> _PROBLEM DETAILS_:
Using the data below, report how many lines hold the word "kind". Include nothing else in the reply.

** RECORDS TO PROCESS follows **

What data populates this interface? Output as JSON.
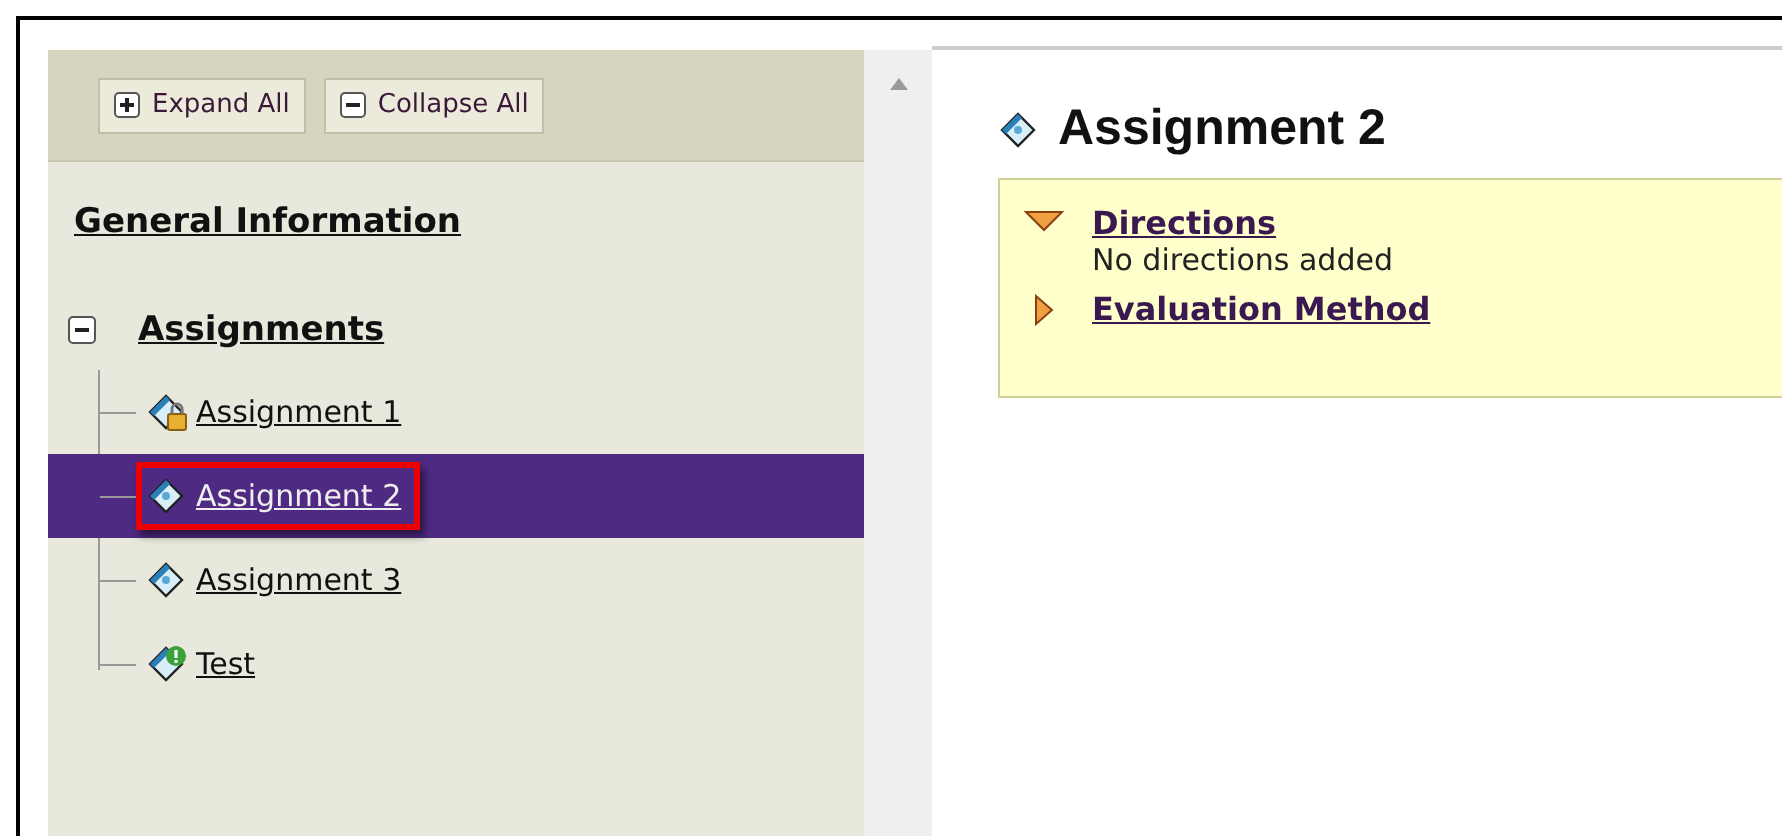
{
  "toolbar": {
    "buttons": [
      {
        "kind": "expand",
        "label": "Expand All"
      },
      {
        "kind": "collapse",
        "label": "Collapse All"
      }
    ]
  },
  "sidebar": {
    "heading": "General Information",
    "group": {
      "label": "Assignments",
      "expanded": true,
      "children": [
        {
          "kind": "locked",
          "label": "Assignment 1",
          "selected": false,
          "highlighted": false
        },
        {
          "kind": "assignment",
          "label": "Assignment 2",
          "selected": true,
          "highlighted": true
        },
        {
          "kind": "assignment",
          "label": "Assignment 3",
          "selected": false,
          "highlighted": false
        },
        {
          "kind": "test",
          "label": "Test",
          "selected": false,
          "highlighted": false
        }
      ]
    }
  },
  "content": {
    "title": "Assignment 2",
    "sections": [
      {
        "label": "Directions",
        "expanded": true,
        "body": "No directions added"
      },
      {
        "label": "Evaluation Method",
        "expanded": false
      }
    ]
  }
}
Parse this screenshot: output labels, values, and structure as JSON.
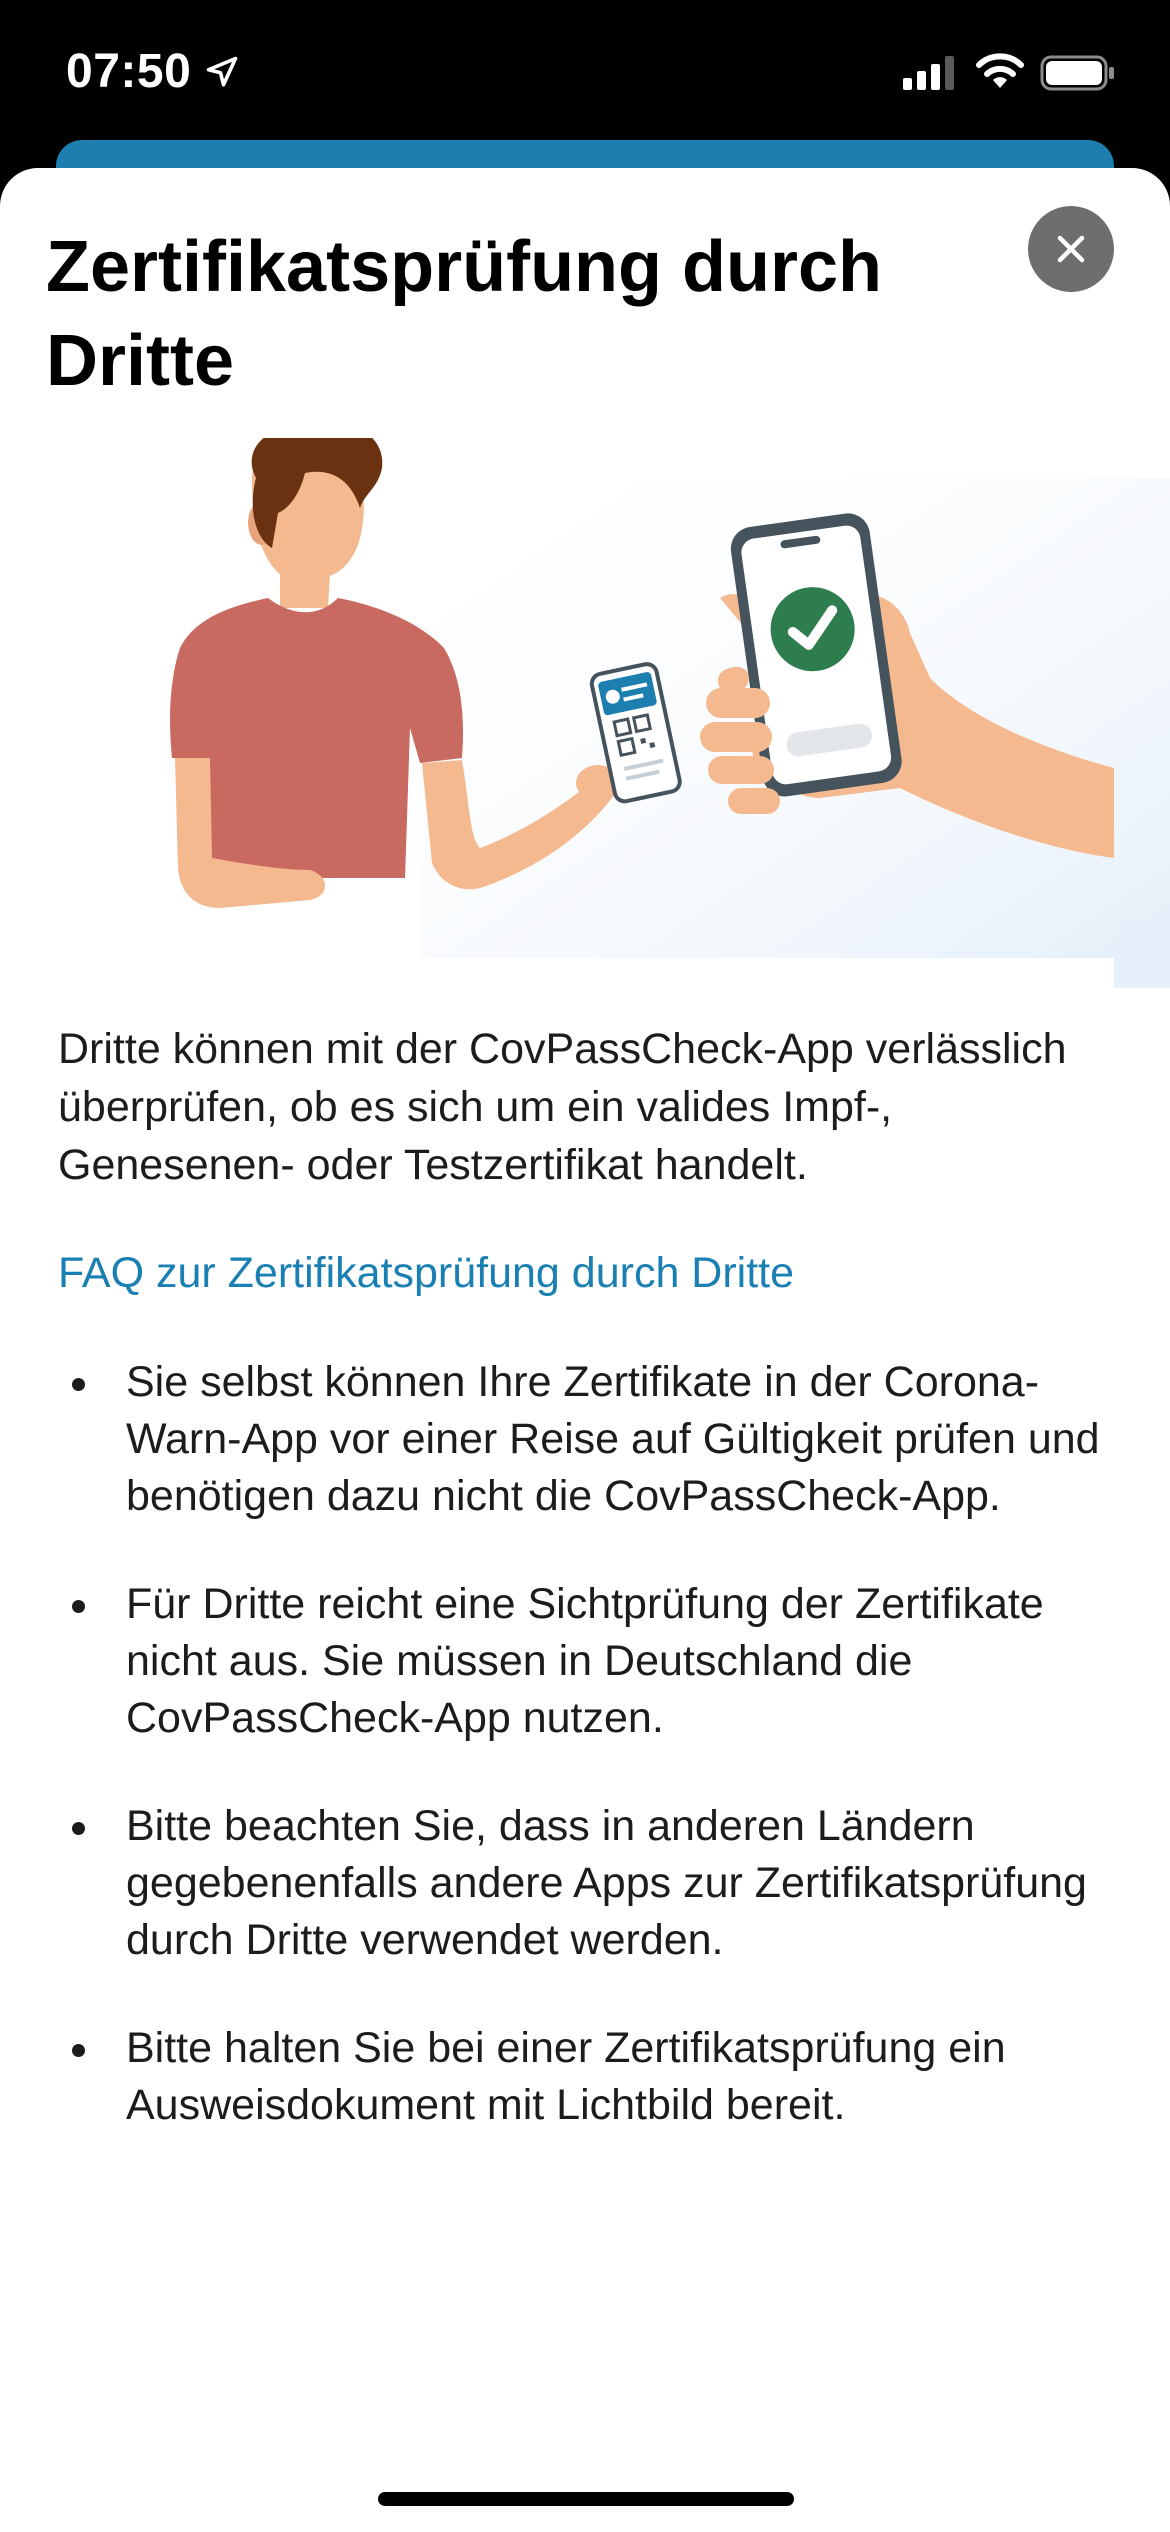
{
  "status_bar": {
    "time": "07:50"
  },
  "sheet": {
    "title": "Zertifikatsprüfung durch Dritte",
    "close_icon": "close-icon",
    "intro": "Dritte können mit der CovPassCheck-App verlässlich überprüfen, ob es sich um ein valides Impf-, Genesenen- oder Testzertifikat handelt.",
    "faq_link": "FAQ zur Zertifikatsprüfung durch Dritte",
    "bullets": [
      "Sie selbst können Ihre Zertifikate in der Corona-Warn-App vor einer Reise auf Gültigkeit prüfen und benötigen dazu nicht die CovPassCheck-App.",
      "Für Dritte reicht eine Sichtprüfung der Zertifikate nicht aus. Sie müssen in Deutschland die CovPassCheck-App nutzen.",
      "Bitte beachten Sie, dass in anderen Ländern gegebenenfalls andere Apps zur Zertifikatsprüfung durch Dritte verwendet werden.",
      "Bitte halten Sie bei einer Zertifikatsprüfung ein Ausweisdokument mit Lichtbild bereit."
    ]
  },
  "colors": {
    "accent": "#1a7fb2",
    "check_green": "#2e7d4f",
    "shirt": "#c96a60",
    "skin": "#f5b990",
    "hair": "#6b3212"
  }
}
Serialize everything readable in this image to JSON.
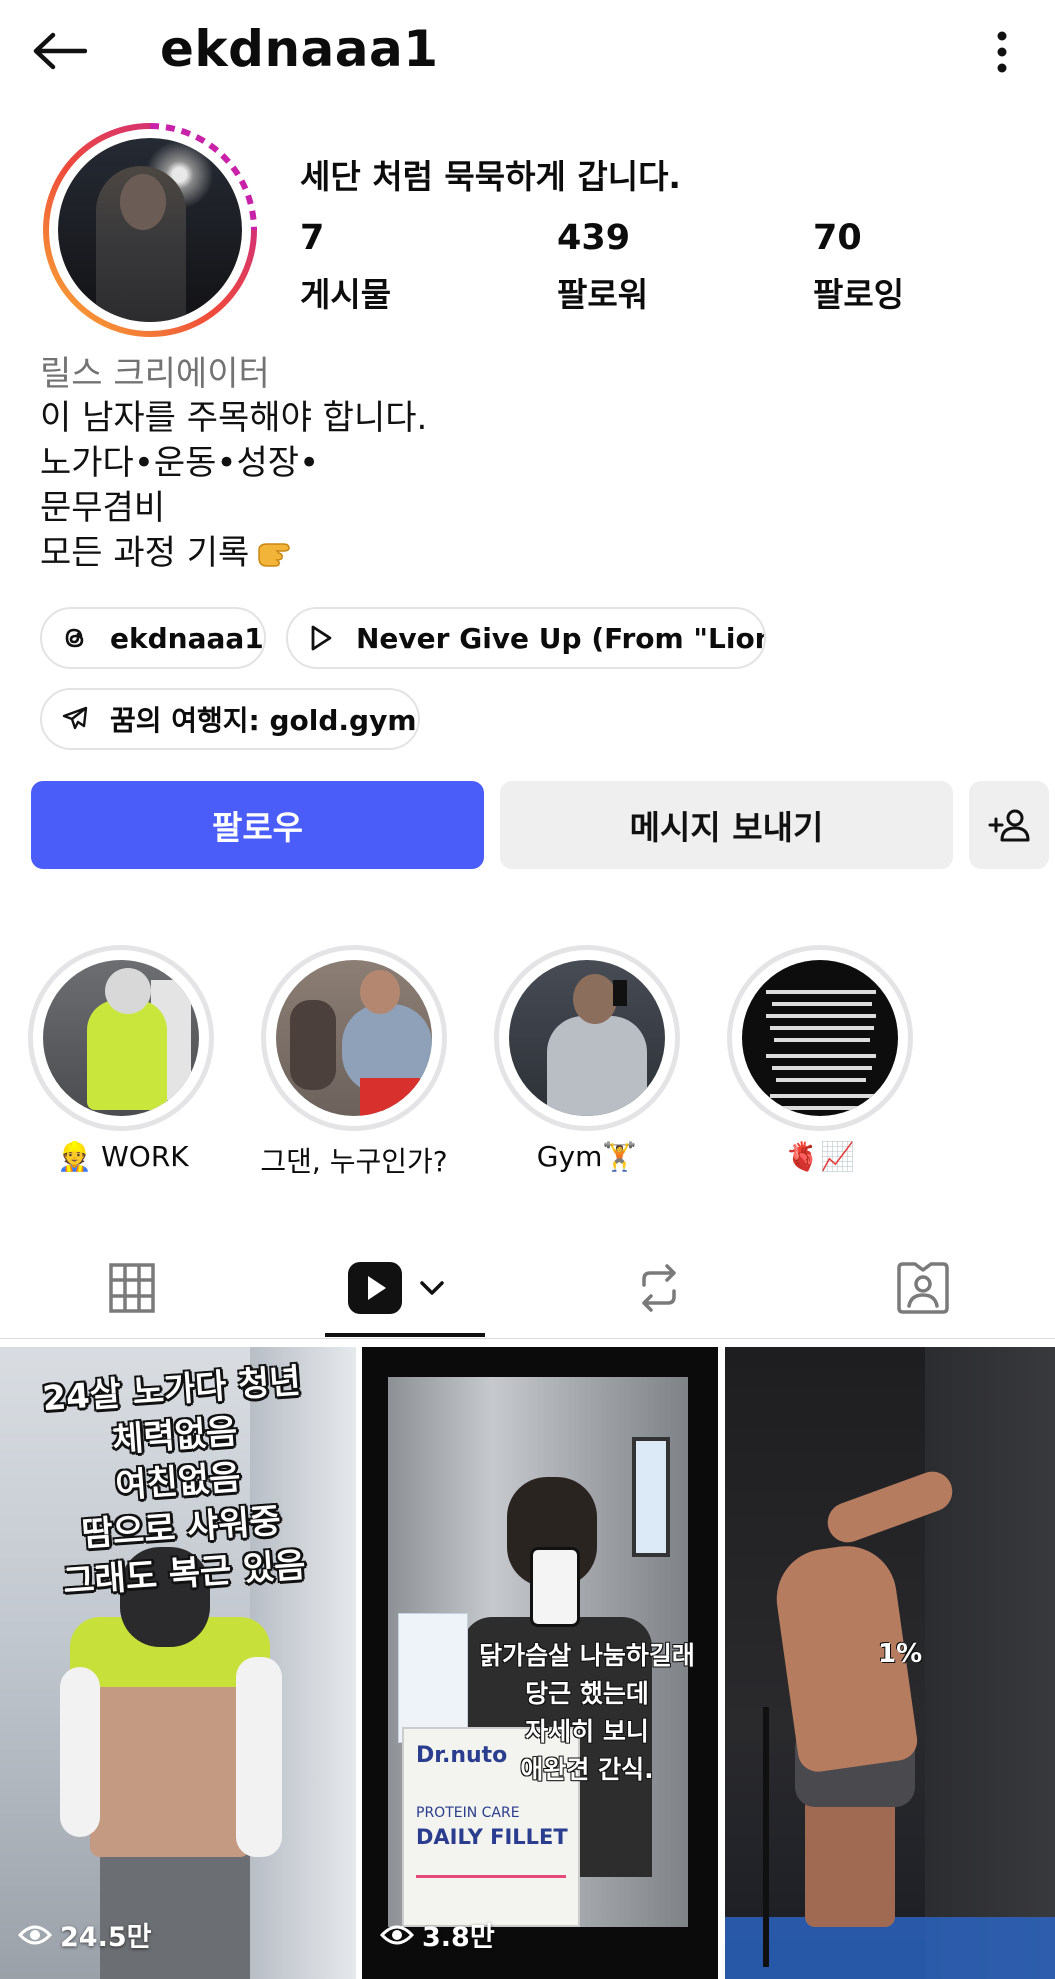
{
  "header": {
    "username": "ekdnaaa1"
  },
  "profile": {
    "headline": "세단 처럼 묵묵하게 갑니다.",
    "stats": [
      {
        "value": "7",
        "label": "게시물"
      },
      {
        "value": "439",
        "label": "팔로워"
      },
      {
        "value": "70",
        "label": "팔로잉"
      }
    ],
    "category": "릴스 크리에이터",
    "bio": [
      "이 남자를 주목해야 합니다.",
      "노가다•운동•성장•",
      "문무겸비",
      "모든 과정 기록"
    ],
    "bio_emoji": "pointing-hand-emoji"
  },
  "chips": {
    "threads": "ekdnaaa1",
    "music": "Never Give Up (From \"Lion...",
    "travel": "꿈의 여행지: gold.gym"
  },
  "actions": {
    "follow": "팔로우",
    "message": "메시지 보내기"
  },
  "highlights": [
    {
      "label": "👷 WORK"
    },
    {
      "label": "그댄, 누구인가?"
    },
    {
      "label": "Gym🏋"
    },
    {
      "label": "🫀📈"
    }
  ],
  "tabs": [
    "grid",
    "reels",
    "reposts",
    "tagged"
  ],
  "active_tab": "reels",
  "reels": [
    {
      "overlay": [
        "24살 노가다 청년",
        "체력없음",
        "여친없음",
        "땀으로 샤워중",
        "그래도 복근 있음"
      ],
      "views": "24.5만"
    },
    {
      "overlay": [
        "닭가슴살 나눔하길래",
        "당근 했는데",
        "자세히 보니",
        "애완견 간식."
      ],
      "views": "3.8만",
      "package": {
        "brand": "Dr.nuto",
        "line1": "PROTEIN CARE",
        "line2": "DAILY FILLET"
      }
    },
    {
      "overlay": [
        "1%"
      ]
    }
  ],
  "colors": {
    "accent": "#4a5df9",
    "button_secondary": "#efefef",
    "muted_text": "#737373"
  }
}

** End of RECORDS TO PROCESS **

> _SOLUTION TO THE PROBLEM_:
6